Start of Data excerpts

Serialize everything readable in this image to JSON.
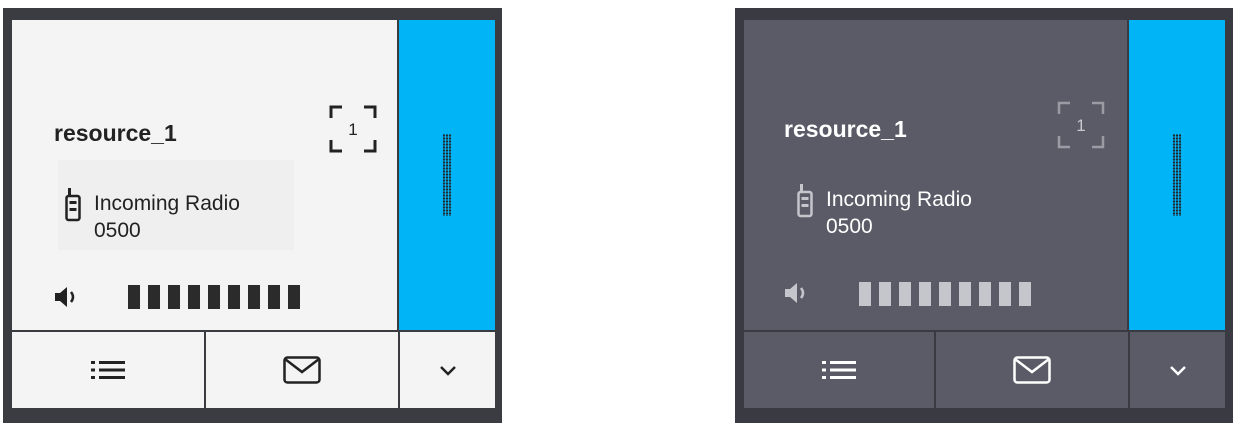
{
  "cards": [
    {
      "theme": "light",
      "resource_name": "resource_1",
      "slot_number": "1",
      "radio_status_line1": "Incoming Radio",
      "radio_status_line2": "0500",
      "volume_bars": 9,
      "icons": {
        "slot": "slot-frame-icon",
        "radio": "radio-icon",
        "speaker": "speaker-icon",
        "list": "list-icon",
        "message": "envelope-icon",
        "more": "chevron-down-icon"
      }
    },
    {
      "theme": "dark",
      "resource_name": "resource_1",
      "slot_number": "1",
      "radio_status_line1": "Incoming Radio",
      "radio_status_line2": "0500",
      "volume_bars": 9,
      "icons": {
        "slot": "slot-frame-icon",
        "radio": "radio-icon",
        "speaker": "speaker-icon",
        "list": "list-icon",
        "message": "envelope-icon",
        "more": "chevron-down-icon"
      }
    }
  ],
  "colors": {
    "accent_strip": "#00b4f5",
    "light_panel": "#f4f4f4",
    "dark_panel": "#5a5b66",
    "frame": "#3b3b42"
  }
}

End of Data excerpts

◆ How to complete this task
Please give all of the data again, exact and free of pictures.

◆ Task solution
Serialize everything readable in this image to JSON.
{
  "cards": [
    {
      "theme": "light",
      "resource_name": "resource_1",
      "slot_number": "1",
      "radio_status_line1": "Incoming Radio",
      "radio_status_line2": "0500",
      "volume_bars": 9,
      "icons": {
        "slot": "slot-frame-icon",
        "radio": "radio-icon",
        "speaker": "speaker-icon",
        "list": "list-icon",
        "message": "envelope-icon",
        "more": "chevron-down-icon"
      }
    },
    {
      "theme": "dark",
      "resource_name": "resource_1",
      "slot_number": "1",
      "radio_status_line1": "Incoming Radio",
      "radio_status_line2": "0500",
      "volume_bars": 9,
      "icons": {
        "slot": "slot-frame-icon",
        "radio": "radio-icon",
        "speaker": "speaker-icon",
        "list": "list-icon",
        "message": "envelope-icon",
        "more": "chevron-down-icon"
      }
    }
  ],
  "colors": {
    "accent_strip": "#00b4f5",
    "light_panel": "#f4f4f4",
    "dark_panel": "#5a5b66",
    "frame": "#3b3b42"
  }
}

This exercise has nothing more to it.